Problem to work on
Print each record that follows exactly, leaving the pictures behind.

───── Source information

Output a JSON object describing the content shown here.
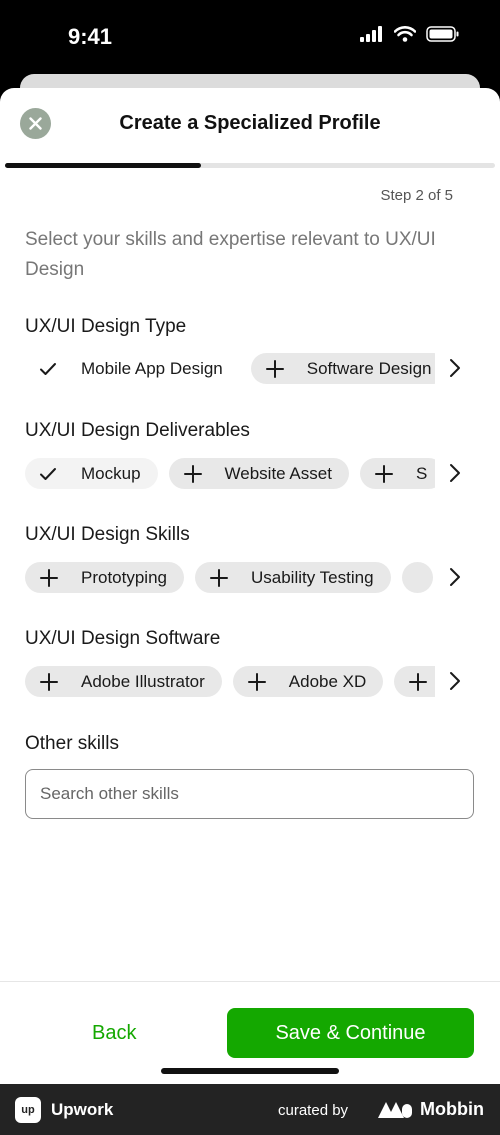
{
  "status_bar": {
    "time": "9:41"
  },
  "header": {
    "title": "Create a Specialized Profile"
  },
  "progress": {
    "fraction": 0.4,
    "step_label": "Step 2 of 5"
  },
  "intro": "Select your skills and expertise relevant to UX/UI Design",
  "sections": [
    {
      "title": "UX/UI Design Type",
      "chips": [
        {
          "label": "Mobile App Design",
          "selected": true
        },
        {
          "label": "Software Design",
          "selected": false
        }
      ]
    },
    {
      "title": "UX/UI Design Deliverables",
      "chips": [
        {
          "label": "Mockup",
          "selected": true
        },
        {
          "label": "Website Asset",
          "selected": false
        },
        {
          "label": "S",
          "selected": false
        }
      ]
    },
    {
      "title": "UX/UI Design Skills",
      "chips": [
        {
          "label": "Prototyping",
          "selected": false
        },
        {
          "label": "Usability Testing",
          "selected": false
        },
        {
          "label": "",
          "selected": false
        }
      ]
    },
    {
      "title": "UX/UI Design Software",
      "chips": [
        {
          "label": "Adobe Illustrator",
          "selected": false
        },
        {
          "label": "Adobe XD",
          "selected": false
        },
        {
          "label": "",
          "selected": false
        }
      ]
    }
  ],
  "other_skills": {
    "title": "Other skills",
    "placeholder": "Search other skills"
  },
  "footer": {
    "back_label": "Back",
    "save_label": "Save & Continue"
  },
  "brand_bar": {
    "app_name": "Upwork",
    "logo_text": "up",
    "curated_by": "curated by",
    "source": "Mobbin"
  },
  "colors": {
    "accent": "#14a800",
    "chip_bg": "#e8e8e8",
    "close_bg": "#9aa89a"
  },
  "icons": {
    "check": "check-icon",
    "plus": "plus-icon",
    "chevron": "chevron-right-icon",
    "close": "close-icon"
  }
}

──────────

Answer
Output a JSON object describing the content shown here.
{
  "status_bar": {
    "time": "9:41"
  },
  "header": {
    "title": "Create a Specialized Profile"
  },
  "progress": {
    "fraction": 0.4,
    "step_label": "Step 2 of 5"
  },
  "intro": "Select your skills and expertise relevant to UX/UI Design",
  "sections": [
    {
      "title": "UX/UI Design Type",
      "chips": [
        {
          "label": "Mobile App Design",
          "selected": true
        },
        {
          "label": "Software Design",
          "selected": false
        }
      ]
    },
    {
      "title": "UX/UI Design Deliverables",
      "chips": [
        {
          "label": "Mockup",
          "selected": true
        },
        {
          "label": "Website Asset",
          "selected": false
        },
        {
          "label": "S",
          "selected": false
        }
      ]
    },
    {
      "title": "UX/UI Design Skills",
      "chips": [
        {
          "label": "Prototyping",
          "selected": false
        },
        {
          "label": "Usability Testing",
          "selected": false
        },
        {
          "label": "",
          "selected": false
        }
      ]
    },
    {
      "title": "UX/UI Design Software",
      "chips": [
        {
          "label": "Adobe Illustrator",
          "selected": false
        },
        {
          "label": "Adobe XD",
          "selected": false
        },
        {
          "label": "",
          "selected": false
        }
      ]
    }
  ],
  "other_skills": {
    "title": "Other skills",
    "placeholder": "Search other skills"
  },
  "footer": {
    "back_label": "Back",
    "save_label": "Save & Continue"
  },
  "brand_bar": {
    "app_name": "Upwork",
    "logo_text": "up",
    "curated_by": "curated by",
    "source": "Mobbin"
  },
  "colors": {
    "accent": "#14a800",
    "chip_bg": "#e8e8e8",
    "close_bg": "#9aa89a"
  },
  "icons": {
    "check": "check-icon",
    "plus": "plus-icon",
    "chevron": "chevron-right-icon",
    "close": "close-icon"
  }
}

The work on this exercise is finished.